  As to the first, we are informed the object of the artist is two-fold, the moral one of giving juster ideas of death, than are usual, and the other, which seems to us the true poetic or artistic object of the picture, to express in an original way, his own feelings about death.

  Death is represented, not in the usual forms of a skeleton, or an old man mowing down lives, as the reaper the ears of corn, but as a Power and a Fate. This conception, quite as open to objection, in a philosophical point of view, as the others, since Death is not positive but negative, being not, in fact, a power, but only the absence of power—that is, of life, is yet poetical, as corresponding to a set of feelings which rise in the mind when we see souls cease to sustain the bodies which had been their temporary abode, and is well expressed by a stately form of old Egyptian calmness and grandeur, which, seated with its foot upon the dead body of a man cut off in the fullness of his strength, makes the centre to the picture.

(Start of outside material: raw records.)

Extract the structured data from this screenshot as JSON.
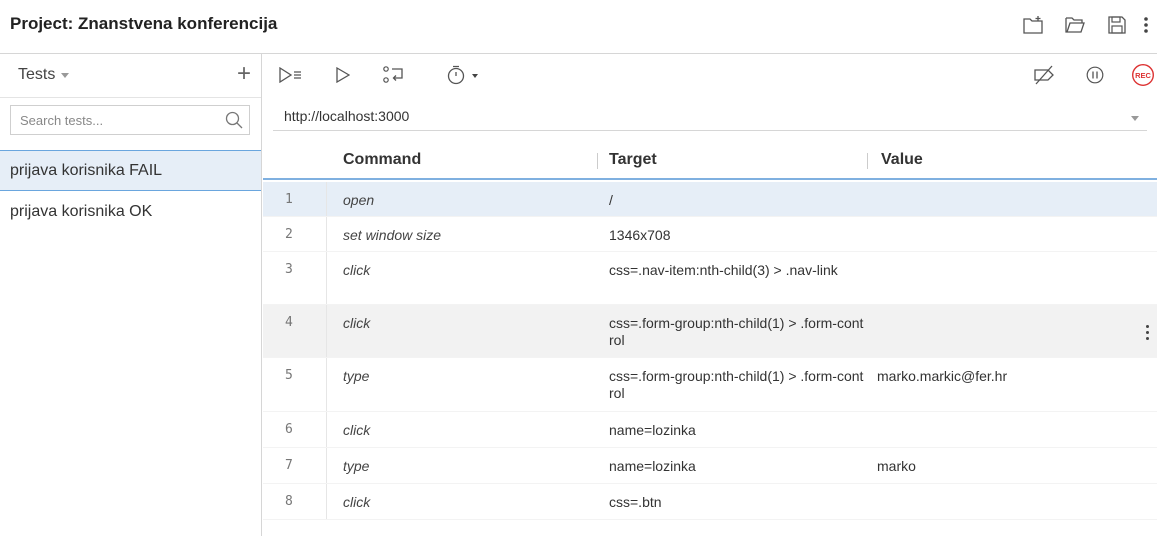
{
  "header": {
    "project_label": "Project:",
    "project_name": "Znanstvena konferencija",
    "icons": [
      "new-folder-icon",
      "open-folder-icon",
      "save-icon",
      "more-vertical-icon"
    ]
  },
  "sidebar": {
    "dropdown_label": "Tests",
    "add_symbol": "+",
    "search_placeholder": "Search tests...",
    "tests": [
      {
        "name": "prijava korisnika FAIL",
        "active": true
      },
      {
        "name": "prijava korisnika OK",
        "active": false
      }
    ]
  },
  "toolbar": {
    "icons": [
      "run-all-icon",
      "run-icon",
      "step-icon",
      "speed-icon",
      "disable-breakpoints-icon",
      "pause-icon",
      "record-icon"
    ],
    "rec_label": "REC"
  },
  "url": {
    "value": "http://localhost:3000"
  },
  "table": {
    "headers": {
      "command": "Command",
      "target": "Target",
      "value": "Value"
    },
    "rows": [
      {
        "num": "1",
        "command": "open",
        "target": "/",
        "value": ""
      },
      {
        "num": "2",
        "command": "set window size",
        "target": "1346x708",
        "value": ""
      },
      {
        "num": "3",
        "command": "click",
        "target": "css=.nav-item:nth-child(3) > .nav-link",
        "value": ""
      },
      {
        "num": "4",
        "command": "click",
        "target": "css=.form-group:nth-child(1) > .form-control",
        "value": ""
      },
      {
        "num": "5",
        "command": "type",
        "target": "css=.form-group:nth-child(1) > .form-control",
        "value": "marko.markic@fer.hr"
      },
      {
        "num": "6",
        "command": "click",
        "target": "name=lozinka",
        "value": ""
      },
      {
        "num": "7",
        "command": "type",
        "target": "name=lozinka",
        "value": "marko"
      },
      {
        "num": "8",
        "command": "click",
        "target": "css=.btn",
        "value": ""
      }
    ]
  },
  "colors": {
    "selected_row": "#e6eef7",
    "accent_blue": "#7fb0e0",
    "record_red": "#d33"
  }
}
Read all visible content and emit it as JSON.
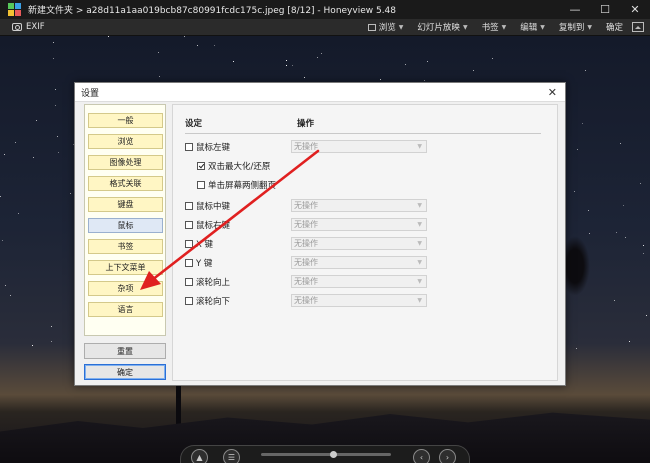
{
  "window": {
    "title": "新建文件夹 > a28d11a1aa019bcb87c80991fcdc175c.jpeg [8/12] - Honeyview 5.48",
    "controls": [
      "—",
      "☐",
      "✕"
    ]
  },
  "toolbar": {
    "exif_label": "EXIF",
    "items": [
      {
        "label": "浏览"
      },
      {
        "label": "幻灯片放映"
      },
      {
        "label": "书签"
      },
      {
        "label": "编辑"
      },
      {
        "label": "复制到"
      },
      {
        "label": "确定"
      }
    ]
  },
  "dialog": {
    "title": "设置",
    "close": "✕",
    "categories": [
      {
        "label": "一般",
        "active": false
      },
      {
        "label": "浏览",
        "active": false
      },
      {
        "label": "图像处理",
        "active": false
      },
      {
        "label": "格式关联",
        "active": false
      },
      {
        "label": "键盘",
        "active": false
      },
      {
        "label": "鼠标",
        "active": true
      },
      {
        "label": "书签",
        "active": false
      },
      {
        "label": "上下文菜单",
        "active": false
      },
      {
        "label": "杂项",
        "active": false
      },
      {
        "label": "语言",
        "active": false
      }
    ],
    "apply_label": "重置",
    "ok_label": "确定",
    "headers": {
      "setting": "设定",
      "action": "操作"
    },
    "rows": [
      {
        "label": "鼠标左键",
        "checked": false,
        "action": "无操作",
        "indent": 0
      },
      {
        "label": "双击最大化/还原",
        "checked": true,
        "action": "",
        "indent": 1
      },
      {
        "label": "单击屏幕两侧翻页",
        "checked": false,
        "action": "",
        "indent": 1
      },
      {
        "label": "鼠标中键",
        "checked": false,
        "action": "无操作",
        "indent": 0
      },
      {
        "label": "鼠标右键",
        "checked": false,
        "action": "无操作",
        "indent": 0
      },
      {
        "label": "X 键",
        "checked": false,
        "action": "无操作",
        "indent": 0
      },
      {
        "label": "Y 键",
        "checked": false,
        "action": "无操作",
        "indent": 0
      },
      {
        "label": "滚轮向上",
        "checked": false,
        "action": "无操作",
        "indent": 0
      },
      {
        "label": "滚轮向下",
        "checked": false,
        "action": "无操作",
        "indent": 0
      }
    ]
  },
  "navbar": {
    "buttons": [
      "▲",
      "☰",
      "‹",
      "›"
    ],
    "slider_position": 0.55
  },
  "colors": {
    "annotation_arrow": "#e02020",
    "active_category": "#dfe8f5",
    "category_bg": "#fff6c4"
  }
}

  The statuesque stillness of this figure and its drapery, the shadows that fall around it, the coldness and rigidity of the corpse, form a centre of cold and dark, which bring out into very bold relief the forms and colors of the groups on either side, thus giving to the picture great effect, but one calculated, in our opinion, to produce emotions of solemnity and awe, if not of deep sadness, rather than to give that more serene view of Death which Mr. Peale says was his object. We have never seen any pictures, such as the Descent from the Cross, or Alston’s touching of the Dead Man’s Bones, where the centre was cold and dark in which this was not the case, while in such as the Nativity, where the light proceeds from the body of the child, or from a central group of warm, living figures, the emotions induced are those of peace, or hope, or joy. How can it be otherwise? The centre always is winning the eye to itself, and gives character to the whole picture.

  The leading figures on either side the corpse, Virtue sustaining Old Age, and Pleasure alluring Youth with her charmed cup, are finely conceived and colored. Here the view of the artist seems to have been truly catholic, for he has so done that the gazer may attach an allegorical or a human interest to the figures, according to his turn of mind. Lesser fancies or concetti such as that of the smoke from Pleasure’s cup hiding the presence of Death from her victim, or of the head of the corpse resting in the stream of oblivion, with which the painter has pleased himself, are equally left optional to be seen or not according to the quality of mental sight.

  As is usually the case when the contrast is attempted, Pleasure is made far more beautiful than Virtue. But in her train are many shapes of woe, which fill one side of the picture with dark shadows of darker realities.

  The group on the other side, representing a warrior accompanied by fire, pestilence and famine, and passing over the dead and vanquished, is the most powerful part of the picture. The attitude and onward motion of the female figure which represents the fire are admirable; the light from the torches upborne by her fierce arms casts a stern light on the scene in high poetic contrast with the other parts of the picture. Famine and Pestilence are both expressed with great force, and we read with no little interest in this ghostly, soothsaying age, where we totter on the brink of finding the bridge betwixt our inward and our outward destinies, that “for the figure of Famine, following in the train of War, the artist could find no model, though he sought her in many a haunt of Misery, and therefore drew her from his brain; but, strange to say, two weeks after the picture was finished a woman passed his house, who might have been sworn to as the original.”

  In effective grouping, in the use of lights and shades and in uniting of expression worthy “those creative depths from which comes the fullness of forms” the picture claims honors that declare Rembrandt Peale a Patriarch of American Art, and we hope New-York will not let pass from her this most valued portion of the inheritance he wills to his country.*

“Peale’s Court of Death.” New-York Daily Tribune, 13 December 1845, p. 2.